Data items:
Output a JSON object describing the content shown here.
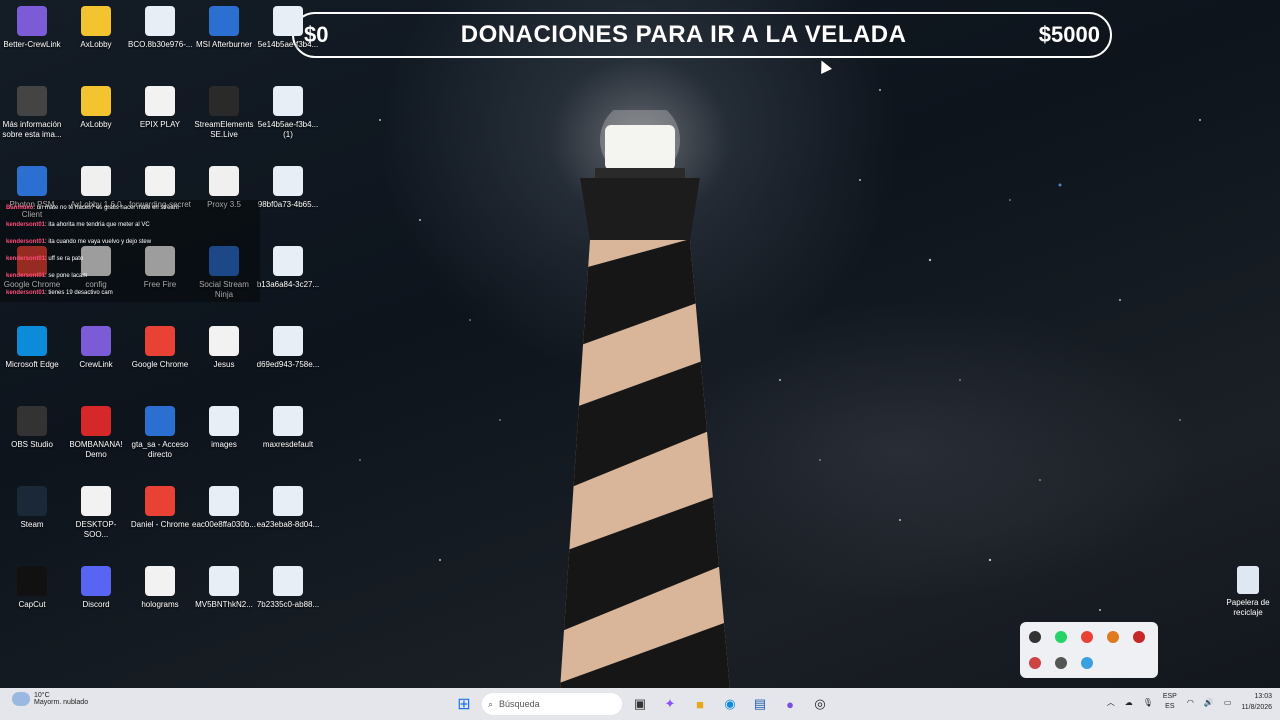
{
  "desktop_icons": [
    {
      "label": "Better-CrewLink",
      "icon": "crewlink-icon"
    },
    {
      "label": "AxLobby",
      "icon": "folder-icon"
    },
    {
      "label": "BCO.8b30e976-...",
      "icon": "image-file-icon"
    },
    {
      "label": "MSI Afterburner",
      "icon": "app-icon"
    },
    {
      "label": "5e14b5ae-f3b4...",
      "icon": "image-file-icon"
    },
    {
      "label": "Más información sobre esta ima...",
      "icon": "info-icon"
    },
    {
      "label": "AxLobby",
      "icon": "folder-icon"
    },
    {
      "label": "EPIX PLAY",
      "icon": "file-icon"
    },
    {
      "label": "StreamElements SE.Live",
      "icon": "streamelements-icon"
    },
    {
      "label": "5e14b5ae-f3b4... (1)",
      "icon": "image-file-icon"
    },
    {
      "label": "Photon PSM Client",
      "icon": "app-icon"
    },
    {
      "label": "AxLobby 1.6.0",
      "icon": "java-icon"
    },
    {
      "label": "forwarding-secret",
      "icon": "file-icon"
    },
    {
      "label": "Proxy 3.5",
      "icon": "java-icon"
    },
    {
      "label": "98bf0a73-4b65...",
      "icon": "image-file-icon"
    },
    {
      "label": "Google Chrome",
      "icon": "chrome-icon"
    },
    {
      "label": "config",
      "icon": "file-icon"
    },
    {
      "label": "Free Fire",
      "icon": "file-icon"
    },
    {
      "label": "Social Stream Ninja",
      "icon": "app-icon"
    },
    {
      "label": "b13a6a84-3c27...",
      "icon": "image-file-icon"
    },
    {
      "label": "Microsoft Edge",
      "icon": "edge-icon"
    },
    {
      "label": "CrewLink",
      "icon": "crewlink-icon"
    },
    {
      "label": "Google Chrome",
      "icon": "chrome-icon"
    },
    {
      "label": "Jesus",
      "icon": "chrome-file-icon"
    },
    {
      "label": "d69ed943-758e...",
      "icon": "image-file-icon"
    },
    {
      "label": "OBS Studio",
      "icon": "obs-icon"
    },
    {
      "label": "BOMBANANA! Demo",
      "icon": "game-icon"
    },
    {
      "label": "gta_sa - Acceso directo",
      "icon": "app-icon"
    },
    {
      "label": "images",
      "icon": "image-file-icon"
    },
    {
      "label": "maxresdefault",
      "icon": "image-file-icon"
    },
    {
      "label": "Steam",
      "icon": "steam-icon"
    },
    {
      "label": "DESKTOP-SOO...",
      "icon": "file-icon"
    },
    {
      "label": "Daniel - Chrome",
      "icon": "chrome-icon"
    },
    {
      "label": "eac00e8ffa030b...",
      "icon": "image-file-icon"
    },
    {
      "label": "ea23eba8-8d04...",
      "icon": "image-file-icon"
    },
    {
      "label": "CapCut",
      "icon": "capcut-icon"
    },
    {
      "label": "Discord",
      "icon": "discord-icon"
    },
    {
      "label": "holograms",
      "icon": "file-icon"
    },
    {
      "label": "MV5BNThkN2...",
      "icon": "image-file-icon"
    },
    {
      "label": "7b2335c0-ab88...",
      "icon": "image-file-icon"
    }
  ],
  "banner": {
    "left": "$0",
    "title": "DONACIONES PARA IR A LA VELADA",
    "right": "$5000"
  },
  "chat": [
    {
      "user": "Banmuko",
      "msg": "un mate no te haces? es gratis hacer mate en stream"
    },
    {
      "user": "kendersont01",
      "msg": "ita ahorita me tendria que meter al VC"
    },
    {
      "user": "kendersont01",
      "msg": "ita cuando me vaya vuelvo y dejo stew"
    },
    {
      "user": "kendersont01",
      "msg": "uff se ra pato"
    },
    {
      "user": "kendersont01",
      "msg": "se pone lacam"
    },
    {
      "user": "kendersont01",
      "msg": "tienes 19 desactivo cam"
    }
  ],
  "taskbar": {
    "weather_temp": "10°C",
    "weather_desc": "Mayorm. nublado",
    "search_placeholder": "Búsqueda",
    "lang_top": "ESP",
    "lang_bottom": "ES",
    "time": "13:03",
    "date": "11/8/2026"
  },
  "recycle_bin": {
    "label": "Papelera de reciclaje"
  }
}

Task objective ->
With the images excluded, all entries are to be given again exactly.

Task answer ->
Output a JSON object describing the content shown here.
{
  "desktop_icons": [
    {
      "label": "Better-CrewLink",
      "icon": "crewlink-icon"
    },
    {
      "label": "AxLobby",
      "icon": "folder-icon"
    },
    {
      "label": "BCO.8b30e976-...",
      "icon": "image-file-icon"
    },
    {
      "label": "MSI Afterburner",
      "icon": "app-icon"
    },
    {
      "label": "5e14b5ae-f3b4...",
      "icon": "image-file-icon"
    },
    {
      "label": "Más información sobre esta ima...",
      "icon": "info-icon"
    },
    {
      "label": "AxLobby",
      "icon": "folder-icon"
    },
    {
      "label": "EPIX PLAY",
      "icon": "file-icon"
    },
    {
      "label": "StreamElements SE.Live",
      "icon": "streamelements-icon"
    },
    {
      "label": "5e14b5ae-f3b4... (1)",
      "icon": "image-file-icon"
    },
    {
      "label": "Photon PSM Client",
      "icon": "app-icon"
    },
    {
      "label": "AxLobby 1.6.0",
      "icon": "java-icon"
    },
    {
      "label": "forwarding-secret",
      "icon": "file-icon"
    },
    {
      "label": "Proxy 3.5",
      "icon": "java-icon"
    },
    {
      "label": "98bf0a73-4b65...",
      "icon": "image-file-icon"
    },
    {
      "label": "Google Chrome",
      "icon": "chrome-icon"
    },
    {
      "label": "config",
      "icon": "file-icon"
    },
    {
      "label": "Free Fire",
      "icon": "file-icon"
    },
    {
      "label": "Social Stream Ninja",
      "icon": "app-icon"
    },
    {
      "label": "b13a6a84-3c27...",
      "icon": "image-file-icon"
    },
    {
      "label": "Microsoft Edge",
      "icon": "edge-icon"
    },
    {
      "label": "CrewLink",
      "icon": "crewlink-icon"
    },
    {
      "label": "Google Chrome",
      "icon": "chrome-icon"
    },
    {
      "label": "Jesus",
      "icon": "chrome-file-icon"
    },
    {
      "label": "d69ed943-758e...",
      "icon": "image-file-icon"
    },
    {
      "label": "OBS Studio",
      "icon": "obs-icon"
    },
    {
      "label": "BOMBANANA! Demo",
      "icon": "game-icon"
    },
    {
      "label": "gta_sa - Acceso directo",
      "icon": "app-icon"
    },
    {
      "label": "images",
      "icon": "image-file-icon"
    },
    {
      "label": "maxresdefault",
      "icon": "image-file-icon"
    },
    {
      "label": "Steam",
      "icon": "steam-icon"
    },
    {
      "label": "DESKTOP-SOO...",
      "icon": "file-icon"
    },
    {
      "label": "Daniel - Chrome",
      "icon": "chrome-icon"
    },
    {
      "label": "eac00e8ffa030b...",
      "icon": "image-file-icon"
    },
    {
      "label": "ea23eba8-8d04...",
      "icon": "image-file-icon"
    },
    {
      "label": "CapCut",
      "icon": "capcut-icon"
    },
    {
      "label": "Discord",
      "icon": "discord-icon"
    },
    {
      "label": "holograms",
      "icon": "file-icon"
    },
    {
      "label": "MV5BNThkN2...",
      "icon": "image-file-icon"
    },
    {
      "label": "7b2335c0-ab88...",
      "icon": "image-file-icon"
    }
  ],
  "banner": {
    "left": "$0",
    "title": "DONACIONES PARA IR A LA VELADA",
    "right": "$5000"
  },
  "chat": [
    {
      "user": "Banmuko",
      "msg": "un mate no te haces? es gratis hacer mate en stream"
    },
    {
      "user": "kendersont01",
      "msg": "ita ahorita me tendria que meter al VC"
    },
    {
      "user": "kendersont01",
      "msg": "ita cuando me vaya vuelvo y dejo stew"
    },
    {
      "user": "kendersont01",
      "msg": "uff se ra pato"
    },
    {
      "user": "kendersont01",
      "msg": "se pone lacam"
    },
    {
      "user": "kendersont01",
      "msg": "tienes 19 desactivo cam"
    }
  ],
  "taskbar": {
    "weather_temp": "10°C",
    "weather_desc": "Mayorm. nublado",
    "search_placeholder": "Búsqueda",
    "lang_top": "ESP",
    "lang_bottom": "ES",
    "time": "13:03",
    "date": "11/8/2026"
  },
  "recycle_bin": {
    "label": "Papelera de reciclaje"
  }
}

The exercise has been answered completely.